gpane f who with. another maker . ,
I t kladdalena exported them perfumed.
—Chicago Inter Ocean. • • .
Old Baiembee Makes a Reputa,
j jOld Bazembee had returned from
the_club the other evening, when, as
he hung,uphis overcoat on the hall -
lit-rack ant prepared to go upstairs,
'he heard such 'strangely-excited
voices in the front parlor that. be
stopped to listen.
A voice, that he "
once as belonging to that fast-looking
young Snyder he had warned' Maria
to be careful about, said contemptu
" Peace, woman, and weary me no
longer by your reproaches.: I tell
you the day of Wedding with Alice
Montressor is fixed, and by , heavens
nothing shall prevent our union !"-
Could these words be addressed to
his own daughter ? Yes, it was in!
deed Maria's sob-choked tones that
This, then, is the reward for my
sacrifice, my devotiOn. Ruined and
forsaken, you' taunt me with your
latest cbnquest: Monster—coward !"
It Only required a second for -
zembee to rush upstairs and get his
shot-gun out of the closet. The next
- he burst into the parlor with
lilazing eyes, and, hurling the black
hearted betrayer to the floor, he
placed'the muzzle of his breech-load
er at his temple, hissing:
" Villain, swear'to me that you
will make an honest woman of this
poor duped angel or
. I Will strew the
floor with your devilish brains !"
"Hooray!" shouted young Sny
der sitting up and clapping his
hands. " That's way up. Magnif. .
"Beautiful, papa. . Encore ! En
core! Bralio!" added Maria, de
lightedly. " I never saw anything
better at Baldwin's."
"Eh ? What.? ?" stam
mered thebewildered parent, ground-
ing arms. . •
' " We were so afraid that you would
object to . My taking part,in the pri
vate theatricals. Ma said you'd nev
er listen to it. But you act better
'than any of us—doesn't he, Bobby ?"

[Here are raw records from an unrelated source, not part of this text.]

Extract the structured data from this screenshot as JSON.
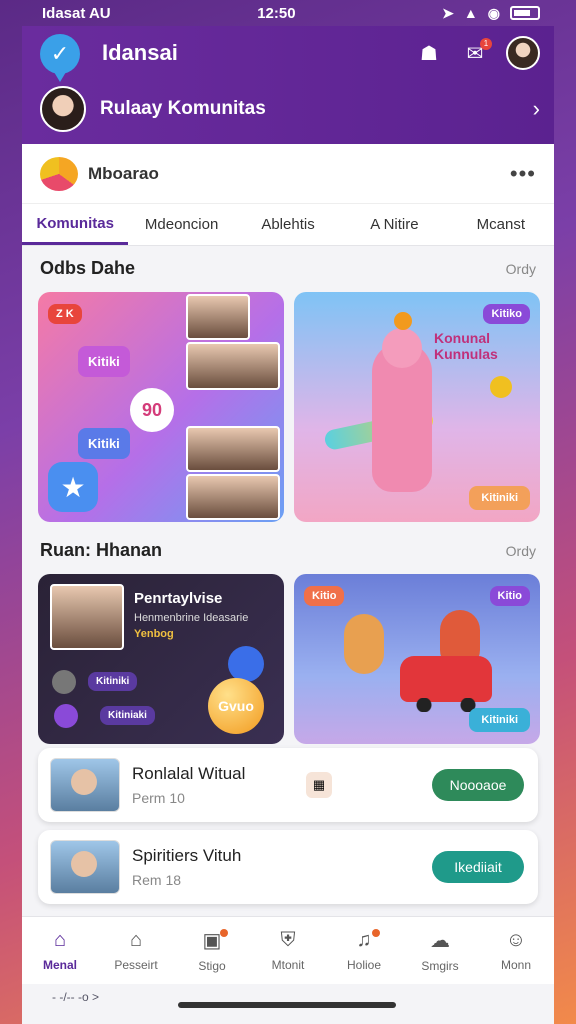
{
  "status_bar": {
    "carrier": "Idasat AU",
    "time": "12:50"
  },
  "app": {
    "title": "Idansai",
    "notification_count": "1"
  },
  "community_row": {
    "label": "Rulaay Komunitas"
  },
  "brand": {
    "name": "Mboarao"
  },
  "tabs": [
    {
      "label": "Komunitas",
      "active": true
    },
    {
      "label": "Mdeoncion"
    },
    {
      "label": "Ablehtis"
    },
    {
      "label": "A Nitire"
    },
    {
      "label": "Mcanst"
    }
  ],
  "section1": {
    "title": "Odbs Dahe",
    "link": "Ordy"
  },
  "card1": {
    "tag": "Z K",
    "badge": "90",
    "sticker1": "Kitiki",
    "sticker2": "Kitiki"
  },
  "card2": {
    "badge": "Kitiko",
    "title": "Konunal Kunnulas",
    "button": "Kitiniki"
  },
  "section2": {
    "title": "Ruan: Hhanan",
    "link": "Ordy"
  },
  "card3": {
    "title": "Penrtaylvise",
    "subtitle": "Henmenbrine Ideasarie",
    "meta": "Yenbog",
    "chip1": "Kitiniki",
    "chip2": "Kitiniaki",
    "balloon": "Gvuo"
  },
  "card4": {
    "tag": "Kitio",
    "badge": "Kitio",
    "button": "Kitiniki"
  },
  "list_items": [
    {
      "title": "Ronlalal Witual",
      "sub": "Perm 10",
      "button": "Noooaoe",
      "color": "#2e8a5a"
    },
    {
      "title": "Spiritiers Vituh",
      "sub": "Rem 18",
      "button": "Ikediiait",
      "color": "#1f9a8a"
    }
  ],
  "bottom_nav": [
    {
      "label": "Menal",
      "active": true
    },
    {
      "label": "Pesseirt"
    },
    {
      "label": "Stigo"
    },
    {
      "label": "Mtonit"
    },
    {
      "label": "Holioe"
    },
    {
      "label": "Smgirs"
    },
    {
      "label": "Monn"
    }
  ],
  "footer": {
    "text": "- -/-- -o >"
  },
  "colors": {
    "primary": "#5a2a9a",
    "appbar": "#6a2c9e",
    "accent_green": "#2e8a5a"
  }
}
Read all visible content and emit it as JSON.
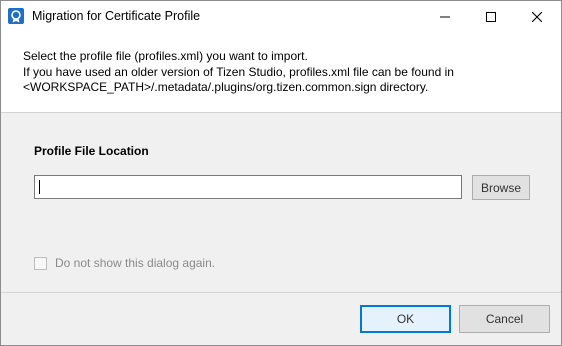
{
  "window": {
    "title": "Migration for Certificate Profile",
    "icon": "certificate-app-icon",
    "controls": {
      "minimize": "minimize-icon",
      "maximize": "maximize-icon",
      "close": "close-icon"
    }
  },
  "header": {
    "line1": "Select the profile file (profiles.xml) you want to import.",
    "line2": "If you have used an older version of Tizen Studio, profiles.xml file can be found in",
    "line3": "<WORKSPACE_PATH>/.metadata/.plugins/org.tizen.common.sign directory."
  },
  "form": {
    "section_label": "Profile File Location",
    "path_value": "",
    "path_placeholder": "",
    "browse_label": "Browse",
    "dont_show_label": "Do not show this dialog again.",
    "dont_show_checked": false,
    "dont_show_enabled": false
  },
  "footer": {
    "ok_label": "OK",
    "cancel_label": "Cancel"
  },
  "colors": {
    "focus_border": "#0078d7",
    "title_icon_bg": "#1e6fc5",
    "disabled_text": "#8a8a8a"
  }
}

- "You bet," replied .Bobby, fer-
vently. " Guess you must have been
an amateur Macready once, sir."
Then mt. Bazembeecoughed and
wiped' his forehead, and mumbled
about,his having a good deal of that
sort of thing when he was young, and
that Maria must be apre to take in
the mat when her young friend had
gone, and then went up to bed and
&earned he was playing an outraged
•commun4 to crowded houses all
night,----San Francisco Paper.
WHEN a hard working man looks,
around among his acquaintances and'
notes that-there are a number who
fare sumptuously every day and yet
apparently never do any work, or
have any care for the future, the tin
thoughtful are puzzled and apt to be •
discouraged, and think there is some
thing wrong in theaward to industry
and merit. But few among the - I - tido--
lent are as h•dppy and' free from care
as they appear. There is no Teal pleas 7.
are in idleness except ass relaxation
from toil. There is more true enjoy.-
meat in the anticipatioci of a holiday
than in its realization. The man who
is 'out' of debt and free from vices and
earns his bread by the sweat of WI
brow is the happiest man after. aIP
THE man.who rides Ws bicycle b
roundabout way of reaebing . an end.
A sawyer° nsaehine-agent bu no enuel.:
in himself when be oohdetnua a Singer. .
AT-.a baby show - there is usually.a fight
amt.ng the °meanders of • the infantry.
• A DA1563: that is most 'adoribiti—The
tone in which you have a real good time.
ii nothing that unlocks poll
feeling quicker thins Thanbgiviog Ur.
t , , . A